[[ Information provided open ]]

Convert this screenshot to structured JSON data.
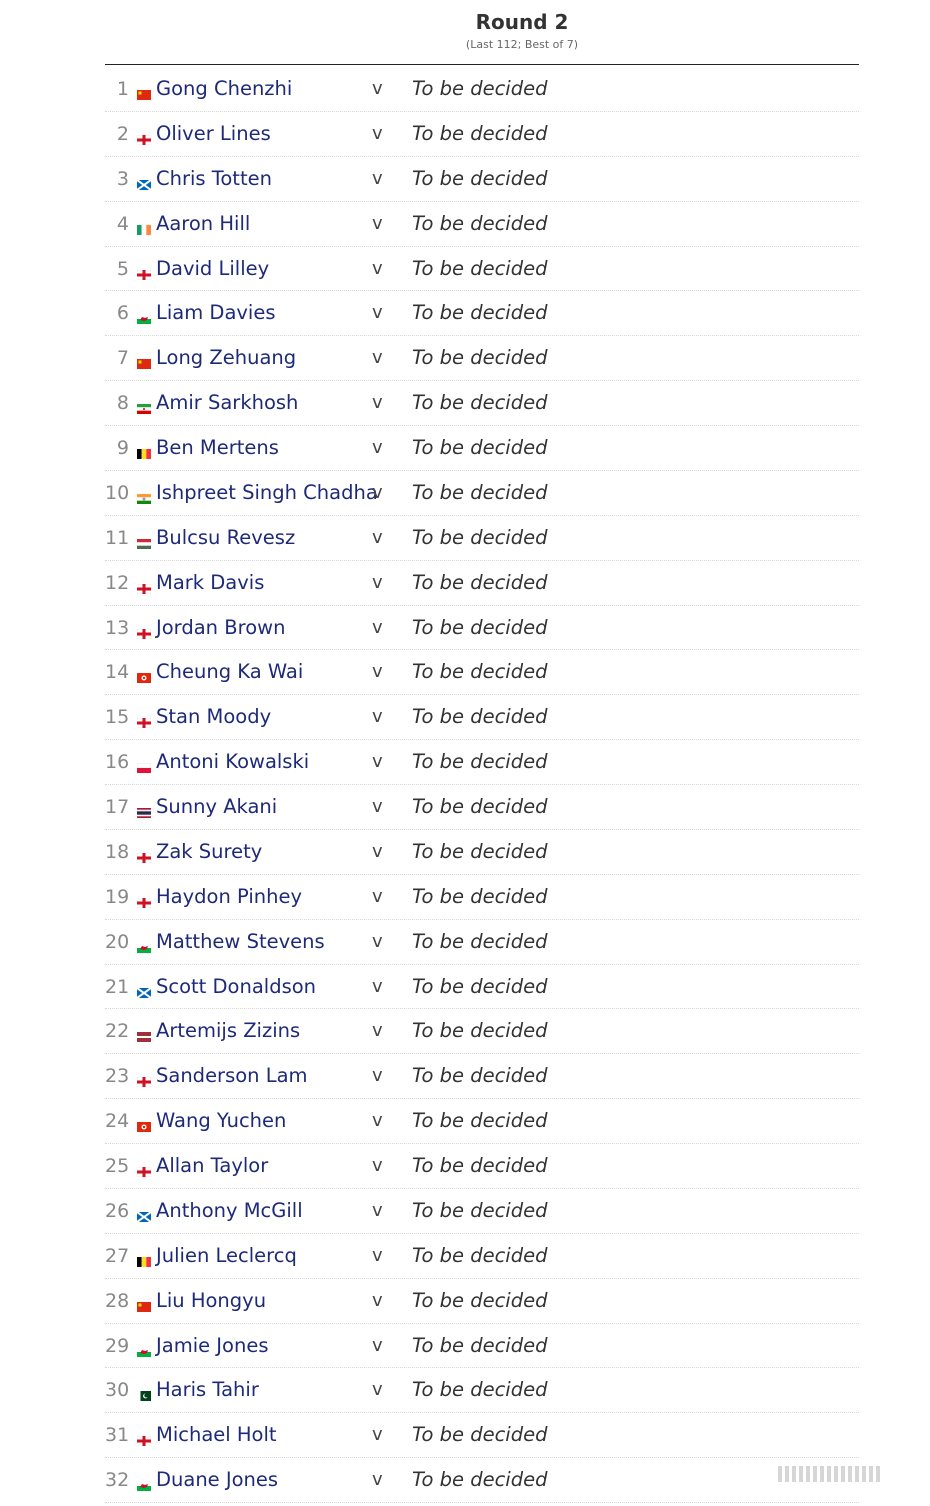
{
  "header": {
    "title": "Round 2",
    "subtitle": "(Last 112; Best of 7)"
  },
  "vs_label": "v",
  "flags": {
    "china": "#de2910",
    "england_bg": "#ffffff",
    "england_cross": "#ce1124",
    "scotland_bg": "#0065bd",
    "wales_green": "#00b140",
    "wales_red": "#d30731"
  },
  "matches": [
    {
      "num": "1",
      "flag": "china",
      "player": "Gong Chenzhi",
      "opponent": "To be decided"
    },
    {
      "num": "2",
      "flag": "england",
      "player": "Oliver Lines",
      "opponent": "To be decided"
    },
    {
      "num": "3",
      "flag": "scotland",
      "player": "Chris Totten",
      "opponent": "To be decided"
    },
    {
      "num": "4",
      "flag": "ireland",
      "player": "Aaron Hill",
      "opponent": "To be decided"
    },
    {
      "num": "5",
      "flag": "england",
      "player": "David Lilley",
      "opponent": "To be decided"
    },
    {
      "num": "6",
      "flag": "wales",
      "player": "Liam Davies",
      "opponent": "To be decided"
    },
    {
      "num": "7",
      "flag": "china",
      "player": "Long Zehuang",
      "opponent": "To be decided"
    },
    {
      "num": "8",
      "flag": "iran",
      "player": "Amir Sarkhosh",
      "opponent": "To be decided"
    },
    {
      "num": "9",
      "flag": "belgium",
      "player": "Ben Mertens",
      "opponent": "To be decided"
    },
    {
      "num": "10",
      "flag": "india",
      "player": "Ishpreet Singh Chadha",
      "opponent": "To be decided"
    },
    {
      "num": "11",
      "flag": "hungary",
      "player": "Bulcsu Revesz",
      "opponent": "To be decided"
    },
    {
      "num": "12",
      "flag": "england",
      "player": "Mark Davis",
      "opponent": "To be decided"
    },
    {
      "num": "13",
      "flag": "england",
      "player": "Jordan Brown",
      "opponent": "To be decided"
    },
    {
      "num": "14",
      "flag": "hongkong",
      "player": "Cheung Ka Wai",
      "opponent": "To be decided"
    },
    {
      "num": "15",
      "flag": "england",
      "player": "Stan Moody",
      "opponent": "To be decided"
    },
    {
      "num": "16",
      "flag": "poland",
      "player": "Antoni Kowalski",
      "opponent": "To be decided"
    },
    {
      "num": "17",
      "flag": "thailand",
      "player": "Sunny Akani",
      "opponent": "To be decided"
    },
    {
      "num": "18",
      "flag": "england",
      "player": "Zak Surety",
      "opponent": "To be decided"
    },
    {
      "num": "19",
      "flag": "england",
      "player": "Haydon Pinhey",
      "opponent": "To be decided"
    },
    {
      "num": "20",
      "flag": "wales",
      "player": "Matthew Stevens",
      "opponent": "To be decided"
    },
    {
      "num": "21",
      "flag": "scotland",
      "player": "Scott Donaldson",
      "opponent": "To be decided"
    },
    {
      "num": "22",
      "flag": "latvia",
      "player": "Artemijs Zizins",
      "opponent": "To be decided"
    },
    {
      "num": "23",
      "flag": "england",
      "player": "Sanderson Lam",
      "opponent": "To be decided"
    },
    {
      "num": "24",
      "flag": "hongkong",
      "player": "Wang Yuchen",
      "opponent": "To be decided"
    },
    {
      "num": "25",
      "flag": "england",
      "player": "Allan Taylor",
      "opponent": "To be decided"
    },
    {
      "num": "26",
      "flag": "scotland",
      "player": "Anthony McGill",
      "opponent": "To be decided"
    },
    {
      "num": "27",
      "flag": "belgium",
      "player": "Julien Leclercq",
      "opponent": "To be decided"
    },
    {
      "num": "28",
      "flag": "china",
      "player": "Liu Hongyu",
      "opponent": "To be decided"
    },
    {
      "num": "29",
      "flag": "wales",
      "player": "Jamie Jones",
      "opponent": "To be decided"
    },
    {
      "num": "30",
      "flag": "pakistan",
      "player": "Haris Tahir",
      "opponent": "To be decided"
    },
    {
      "num": "31",
      "flag": "england",
      "player": "Michael Holt",
      "opponent": "To be decided"
    },
    {
      "num": "32",
      "flag": "wales",
      "player": "Duane Jones",
      "opponent": "To be decided"
    }
  ]
}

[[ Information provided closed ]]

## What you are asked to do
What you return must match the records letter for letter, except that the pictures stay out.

## Your solution
Convert this screenshot to structured JSON data.
{
  "header": {
    "title": "Round 2",
    "subtitle": "(Last 112; Best of 7)"
  },
  "vs_label": "v",
  "flags": {
    "china": "#de2910",
    "england_bg": "#ffffff",
    "england_cross": "#ce1124",
    "scotland_bg": "#0065bd",
    "wales_green": "#00b140",
    "wales_red": "#d30731"
  },
  "matches": [
    {
      "num": "1",
      "flag": "china",
      "player": "Gong Chenzhi",
      "opponent": "To be decided"
    },
    {
      "num": "2",
      "flag": "england",
      "player": "Oliver Lines",
      "opponent": "To be decided"
    },
    {
      "num": "3",
      "flag": "scotland",
      "player": "Chris Totten",
      "opponent": "To be decided"
    },
    {
      "num": "4",
      "flag": "ireland",
      "player": "Aaron Hill",
      "opponent": "To be decided"
    },
    {
      "num": "5",
      "flag": "england",
      "player": "David Lilley",
      "opponent": "To be decided"
    },
    {
      "num": "6",
      "flag": "wales",
      "player": "Liam Davies",
      "opponent": "To be decided"
    },
    {
      "num": "7",
      "flag": "china",
      "player": "Long Zehuang",
      "opponent": "To be decided"
    },
    {
      "num": "8",
      "flag": "iran",
      "player": "Amir Sarkhosh",
      "opponent": "To be decided"
    },
    {
      "num": "9",
      "flag": "belgium",
      "player": "Ben Mertens",
      "opponent": "To be decided"
    },
    {
      "num": "10",
      "flag": "india",
      "player": "Ishpreet Singh Chadha",
      "opponent": "To be decided"
    },
    {
      "num": "11",
      "flag": "hungary",
      "player": "Bulcsu Revesz",
      "opponent": "To be decided"
    },
    {
      "num": "12",
      "flag": "england",
      "player": "Mark Davis",
      "opponent": "To be decided"
    },
    {
      "num": "13",
      "flag": "england",
      "player": "Jordan Brown",
      "opponent": "To be decided"
    },
    {
      "num": "14",
      "flag": "hongkong",
      "player": "Cheung Ka Wai",
      "opponent": "To be decided"
    },
    {
      "num": "15",
      "flag": "england",
      "player": "Stan Moody",
      "opponent": "To be decided"
    },
    {
      "num": "16",
      "flag": "poland",
      "player": "Antoni Kowalski",
      "opponent": "To be decided"
    },
    {
      "num": "17",
      "flag": "thailand",
      "player": "Sunny Akani",
      "opponent": "To be decided"
    },
    {
      "num": "18",
      "flag": "england",
      "player": "Zak Surety",
      "opponent": "To be decided"
    },
    {
      "num": "19",
      "flag": "england",
      "player": "Haydon Pinhey",
      "opponent": "To be decided"
    },
    {
      "num": "20",
      "flag": "wales",
      "player": "Matthew Stevens",
      "opponent": "To be decided"
    },
    {
      "num": "21",
      "flag": "scotland",
      "player": "Scott Donaldson",
      "opponent": "To be decided"
    },
    {
      "num": "22",
      "flag": "latvia",
      "player": "Artemijs Zizins",
      "opponent": "To be decided"
    },
    {
      "num": "23",
      "flag": "england",
      "player": "Sanderson Lam",
      "opponent": "To be decided"
    },
    {
      "num": "24",
      "flag": "hongkong",
      "player": "Wang Yuchen",
      "opponent": "To be decided"
    },
    {
      "num": "25",
      "flag": "england",
      "player": "Allan Taylor",
      "opponent": "To be decided"
    },
    {
      "num": "26",
      "flag": "scotland",
      "player": "Anthony McGill",
      "opponent": "To be decided"
    },
    {
      "num": "27",
      "flag": "belgium",
      "player": "Julien Leclercq",
      "opponent": "To be decided"
    },
    {
      "num": "28",
      "flag": "china",
      "player": "Liu Hongyu",
      "opponent": "To be decided"
    },
    {
      "num": "29",
      "flag": "wales",
      "player": "Jamie Jones",
      "opponent": "To be decided"
    },
    {
      "num": "30",
      "flag": "pakistan",
      "player": "Haris Tahir",
      "opponent": "To be decided"
    },
    {
      "num": "31",
      "flag": "england",
      "player": "Michael Holt",
      "opponent": "To be decided"
    },
    {
      "num": "32",
      "flag": "wales",
      "player": "Duane Jones",
      "opponent": "To be decided"
    }
  ]
}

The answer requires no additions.